◆ WORK INSTRUCTIONS: What is needed is an exact copy of every record.

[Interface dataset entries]

::::::::::

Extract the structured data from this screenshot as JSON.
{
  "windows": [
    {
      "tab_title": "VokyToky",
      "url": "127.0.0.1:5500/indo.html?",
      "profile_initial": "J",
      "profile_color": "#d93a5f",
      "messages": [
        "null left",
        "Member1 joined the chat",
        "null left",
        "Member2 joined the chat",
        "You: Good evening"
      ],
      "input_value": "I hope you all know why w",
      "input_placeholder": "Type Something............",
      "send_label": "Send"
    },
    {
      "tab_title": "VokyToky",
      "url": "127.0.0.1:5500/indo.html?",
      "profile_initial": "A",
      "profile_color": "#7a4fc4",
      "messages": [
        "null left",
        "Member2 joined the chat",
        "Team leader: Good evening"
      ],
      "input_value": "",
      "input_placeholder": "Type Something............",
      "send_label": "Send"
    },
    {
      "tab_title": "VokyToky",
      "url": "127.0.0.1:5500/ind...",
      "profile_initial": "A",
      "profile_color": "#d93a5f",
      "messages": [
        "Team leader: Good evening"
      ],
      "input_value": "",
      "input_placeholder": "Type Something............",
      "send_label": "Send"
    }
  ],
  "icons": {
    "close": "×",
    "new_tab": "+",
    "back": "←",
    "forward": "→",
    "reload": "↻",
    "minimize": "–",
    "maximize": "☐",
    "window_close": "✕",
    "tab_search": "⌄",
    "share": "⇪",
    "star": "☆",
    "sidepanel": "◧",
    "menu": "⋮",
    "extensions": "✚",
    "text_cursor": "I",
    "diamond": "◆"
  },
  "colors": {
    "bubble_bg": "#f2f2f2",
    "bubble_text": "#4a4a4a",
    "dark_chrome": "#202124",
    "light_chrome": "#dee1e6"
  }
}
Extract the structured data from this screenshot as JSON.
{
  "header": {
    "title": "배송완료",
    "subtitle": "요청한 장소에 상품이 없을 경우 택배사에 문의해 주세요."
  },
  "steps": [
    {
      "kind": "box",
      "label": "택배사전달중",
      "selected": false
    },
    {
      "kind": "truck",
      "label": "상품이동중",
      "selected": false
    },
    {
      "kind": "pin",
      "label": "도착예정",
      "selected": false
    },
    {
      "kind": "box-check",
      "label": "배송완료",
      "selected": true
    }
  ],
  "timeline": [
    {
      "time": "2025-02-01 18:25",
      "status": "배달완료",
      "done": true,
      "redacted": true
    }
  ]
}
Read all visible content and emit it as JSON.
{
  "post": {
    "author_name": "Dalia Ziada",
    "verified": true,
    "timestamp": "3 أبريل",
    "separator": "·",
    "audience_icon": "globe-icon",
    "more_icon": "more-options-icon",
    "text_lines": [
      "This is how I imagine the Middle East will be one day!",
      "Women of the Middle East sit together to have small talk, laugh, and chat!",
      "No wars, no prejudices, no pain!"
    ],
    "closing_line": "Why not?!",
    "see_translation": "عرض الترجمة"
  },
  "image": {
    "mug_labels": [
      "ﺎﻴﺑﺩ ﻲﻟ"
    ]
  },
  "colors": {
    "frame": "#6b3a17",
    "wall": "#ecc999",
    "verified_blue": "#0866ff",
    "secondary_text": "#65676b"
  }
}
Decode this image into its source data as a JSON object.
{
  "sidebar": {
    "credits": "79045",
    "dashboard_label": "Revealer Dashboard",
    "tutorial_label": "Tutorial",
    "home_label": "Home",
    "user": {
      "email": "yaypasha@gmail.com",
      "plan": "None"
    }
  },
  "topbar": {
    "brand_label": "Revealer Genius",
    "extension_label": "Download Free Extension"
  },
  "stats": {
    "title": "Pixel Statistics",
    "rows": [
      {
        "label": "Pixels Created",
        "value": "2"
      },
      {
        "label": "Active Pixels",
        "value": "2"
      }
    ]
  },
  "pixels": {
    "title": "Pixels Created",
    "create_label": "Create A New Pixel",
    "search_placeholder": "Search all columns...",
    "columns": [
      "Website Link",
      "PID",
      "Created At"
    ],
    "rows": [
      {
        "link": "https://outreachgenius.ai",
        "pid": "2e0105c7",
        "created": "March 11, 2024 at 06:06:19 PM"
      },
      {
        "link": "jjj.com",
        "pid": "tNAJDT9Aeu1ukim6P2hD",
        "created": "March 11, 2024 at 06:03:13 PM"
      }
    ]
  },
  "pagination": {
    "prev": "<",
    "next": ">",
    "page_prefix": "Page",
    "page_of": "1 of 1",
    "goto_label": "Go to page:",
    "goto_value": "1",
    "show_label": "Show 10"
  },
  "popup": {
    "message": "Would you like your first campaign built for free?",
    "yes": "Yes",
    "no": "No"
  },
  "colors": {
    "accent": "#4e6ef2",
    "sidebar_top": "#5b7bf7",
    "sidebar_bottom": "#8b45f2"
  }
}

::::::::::

◆ SOLUTION TO THIS PROBLEM:
Extract the structured data from this screenshot as JSON.
{
  "windows": [
    {
      "tab_title": "VokyToky",
      "url": "127.0.0.1:5500/indo.html?",
      "profile_initial": "J",
      "profile_color": "#d93a5f",
      "messages": [
        "null left",
        "Member1 joined the chat",
        "null left",
        "Member2 joined the chat",
        "You: Good evening"
      ],
      "input_value": "I hope you all know why w",
      "input_placeholder": "Type Something............",
      "send_label": "Send"
    },
    {
      "tab_title": "VokyToky",
      "url": "127.0.0.1:5500/indo.html?",
      "profile_initial": "A",
      "profile_color": "#7a4fc4",
      "messages": [
        "null left",
        "Member2 joined the chat",
        "Team leader: Good evening"
      ],
      "input_value": "",
      "input_placeholder": "Type Something............",
      "send_label": "Send"
    },
    {
      "tab_title": "VokyToky",
      "url": "127.0.0.1:5500/ind...",
      "profile_initial": "A",
      "profile_color": "#d93a5f",
      "messages": [
        "Team leader: Good evening"
      ],
      "input_value": "",
      "input_placeholder": "Type Something............",
      "send_label": "Send"
    }
  ],
  "icons": {
    "close": "×",
    "new_tab": "+",
    "back": "←",
    "forward": "→",
    "reload": "↻",
    "minimize": "–",
    "maximize": "☐",
    "window_close": "✕",
    "tab_search": "⌄",
    "share": "⇪",
    "star": "☆",
    "sidepanel": "◧",
    "menu": "⋮",
    "extensions": "✚",
    "text_cursor": "I",
    "diamond": "◆"
  },
  "colors": {
    "bubble_bg": "#f2f2f2",
    "bubble_text": "#4a4a4a",
    "dark_chrome": "#202124",
    "light_chrome": "#dee1e6"
  }
}
Extract the structured data from this screenshot as JSON.
{
  "header": {
    "title": "배송완료",
    "subtitle": "요청한 장소에 상품이 없을 경우 택배사에 문의해 주세요."
  },
  "steps": [
    {
      "kind": "box",
      "label": "택배사전달중",
      "selected": false
    },
    {
      "kind": "truck",
      "label": "상품이동중",
      "selected": false
    },
    {
      "kind": "pin",
      "label": "도착예정",
      "selected": false
    },
    {
      "kind": "box-check",
      "label": "배송완료",
      "selected": true
    }
  ],
  "timeline": [
    {
      "time": "2025-02-01 18:25",
      "status": "배달완료",
      "done": true,
      "redacted": true
    }
  ]
}
Read all visible content and emit it as JSON.
{
  "post": {
    "author_name": "Dalia Ziada",
    "verified": true,
    "timestamp": "3 أبريل",
    "separator": "·",
    "audience_icon": "globe-icon",
    "more_icon": "more-options-icon",
    "text_lines": [
      "This is how I imagine the Middle East will be one day!",
      "Women of the Middle East sit together to have small talk, laugh, and chat!",
      "No wars, no prejudices, no pain!"
    ],
    "closing_line": "Why not?!",
    "see_translation": "عرض الترجمة"
  },
  "image": {
    "mug_labels": [
      "ﺎﻴﺑﺩ ﻲﻟ"
    ]
  },
  "colors": {
    "frame": "#6b3a17",
    "wall": "#ecc999",
    "verified_blue": "#0866ff",
    "secondary_text": "#65676b"
  }
}
Decode this image into its source data as a JSON object.
{
  "sidebar": {
    "credits": "79045",
    "dashboard_label": "Revealer Dashboard",
    "tutorial_label": "Tutorial",
    "home_label": "Home",
    "user": {
      "email": "yaypasha@gmail.com",
      "plan": "None"
    }
  },
  "topbar": {
    "brand_label": "Revealer Genius",
    "extension_label": "Download Free Extension"
  },
  "stats": {
    "title": "Pixel Statistics",
    "rows": [
      {
        "label": "Pixels Created",
        "value": "2"
      },
      {
        "label": "Active Pixels",
        "value": "2"
      }
    ]
  },
  "pixels": {
    "title": "Pixels Created",
    "create_label": "Create A New Pixel",
    "search_placeholder": "Search all columns...",
    "columns": [
      "Website Link",
      "PID",
      "Created At"
    ],
    "rows": [
      {
        "link": "https://outreachgenius.ai",
        "pid": "2e0105c7",
        "created": "March 11, 2024 at 06:06:19 PM"
      },
      {
        "link": "jjj.com",
        "pid": "tNAJDT9Aeu1ukim6P2hD",
        "created": "March 11, 2024 at 06:03:13 PM"
      }
    ]
  },
  "pagination": {
    "prev": "<",
    "next": ">",
    "page_prefix": "Page",
    "page_of": "1 of 1",
    "goto_label": "Go to page:",
    "goto_value": "1",
    "show_label": "Show 10"
  },
  "popup": {
    "message": "Would you like your first campaign built for free?",
    "yes": "Yes",
    "no": "No"
  },
  "colors": {
    "accent": "#4e6ef2",
    "sidebar_top": "#5b7bf7",
    "sidebar_bottom": "#8b45f2"
  }
}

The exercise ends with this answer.